Ignatov’s written statement about his art includes the following sentence: “My goal is to seek representations of today’s world using the Traditional Realism as a tool.” That’s capital “T” and capital “R,” because, explains Ignatov, “It is a style of painting. I could say ‘representational painting,’ but not just ‘realism,’ because in contemporary art, realism is often associated with a tight, photographic quality, and that is not my approach. I like loose brush strokes. That’s why I like the paintings of Sargent and Sorolla and that line of painters going back to Rembrandt, who had very loose brush strokes for his time.”
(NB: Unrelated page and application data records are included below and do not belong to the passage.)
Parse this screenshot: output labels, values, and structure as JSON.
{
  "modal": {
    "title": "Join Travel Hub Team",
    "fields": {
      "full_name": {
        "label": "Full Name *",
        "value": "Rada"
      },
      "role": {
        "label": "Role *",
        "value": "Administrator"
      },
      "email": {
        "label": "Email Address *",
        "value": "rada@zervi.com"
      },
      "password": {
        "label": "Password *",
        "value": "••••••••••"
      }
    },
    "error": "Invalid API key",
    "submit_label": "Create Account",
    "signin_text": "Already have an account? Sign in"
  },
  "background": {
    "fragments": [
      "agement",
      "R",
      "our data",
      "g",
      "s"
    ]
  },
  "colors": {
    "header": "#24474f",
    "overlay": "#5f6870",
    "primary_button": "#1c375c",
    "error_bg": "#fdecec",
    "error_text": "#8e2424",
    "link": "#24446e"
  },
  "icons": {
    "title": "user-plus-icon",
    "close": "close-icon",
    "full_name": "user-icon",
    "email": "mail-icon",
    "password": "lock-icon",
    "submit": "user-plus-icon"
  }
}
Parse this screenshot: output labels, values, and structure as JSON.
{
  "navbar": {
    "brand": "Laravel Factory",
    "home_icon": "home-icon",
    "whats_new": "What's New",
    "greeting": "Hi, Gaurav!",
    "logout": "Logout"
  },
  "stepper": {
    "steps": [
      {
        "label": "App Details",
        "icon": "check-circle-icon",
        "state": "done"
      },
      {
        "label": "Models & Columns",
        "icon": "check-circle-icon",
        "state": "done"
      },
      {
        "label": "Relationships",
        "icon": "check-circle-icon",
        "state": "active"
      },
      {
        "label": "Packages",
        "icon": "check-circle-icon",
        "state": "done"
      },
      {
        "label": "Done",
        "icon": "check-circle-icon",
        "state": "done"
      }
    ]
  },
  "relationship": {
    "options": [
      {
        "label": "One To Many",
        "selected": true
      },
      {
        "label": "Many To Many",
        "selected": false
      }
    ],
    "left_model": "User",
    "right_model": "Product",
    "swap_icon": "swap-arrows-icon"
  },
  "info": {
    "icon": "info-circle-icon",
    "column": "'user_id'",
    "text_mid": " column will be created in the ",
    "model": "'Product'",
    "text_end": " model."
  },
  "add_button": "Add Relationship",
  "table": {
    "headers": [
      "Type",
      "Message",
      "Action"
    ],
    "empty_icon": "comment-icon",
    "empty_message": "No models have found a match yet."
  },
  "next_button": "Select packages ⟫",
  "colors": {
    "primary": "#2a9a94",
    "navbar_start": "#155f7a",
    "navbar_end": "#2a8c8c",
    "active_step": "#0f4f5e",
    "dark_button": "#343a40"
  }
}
You can see the influence of these gestural painters throughout Ignatov’s paintings, which include figures, portraits, still lifes, and landscapes. “What I love about Sargent is the confidence of his painting,” says Ignatov, and you can see that quality too in Ignatov’s paintings of trees that splash against a cerulean sky, of fried eggs that take on an unlikely cubist cast, of women’s faces that breathe with a contemporary absence of sentimentality, and of figures with modern body language and old master hues across their features.
Ignatov has had notable success in gallery representation, been accepted into the Oil Painters of America and the California Art Club, and supports himself by selling paintings and teaching a bit on the side. Still, he lives and works modestly in a small space in Southern California and announces that he’d “really like to have a studio with good light.”
Of course, Ignatov is not yet even 30, and it would be silly to doubt that a studio with good light and a great deal more will be coming to him. His talent across multiple genres is unmistakable, for one thing. His desire and energy are high-octane, for another. His timing’s not bad, either, inasmuch as he’s come to the United States armed with many years of traditional art instruction at a time when a large percentage of young artists here are starved for academic training. And beyond all those factors, he’s got the kind of good luck that comes to optimistic people…
Featured in September 2007
He says, “I thrive to explore! Painting allows me to learn and experience my visual surroundings through paint. It gives me great pleasure to discover the emotional impact brush strokes and color have.”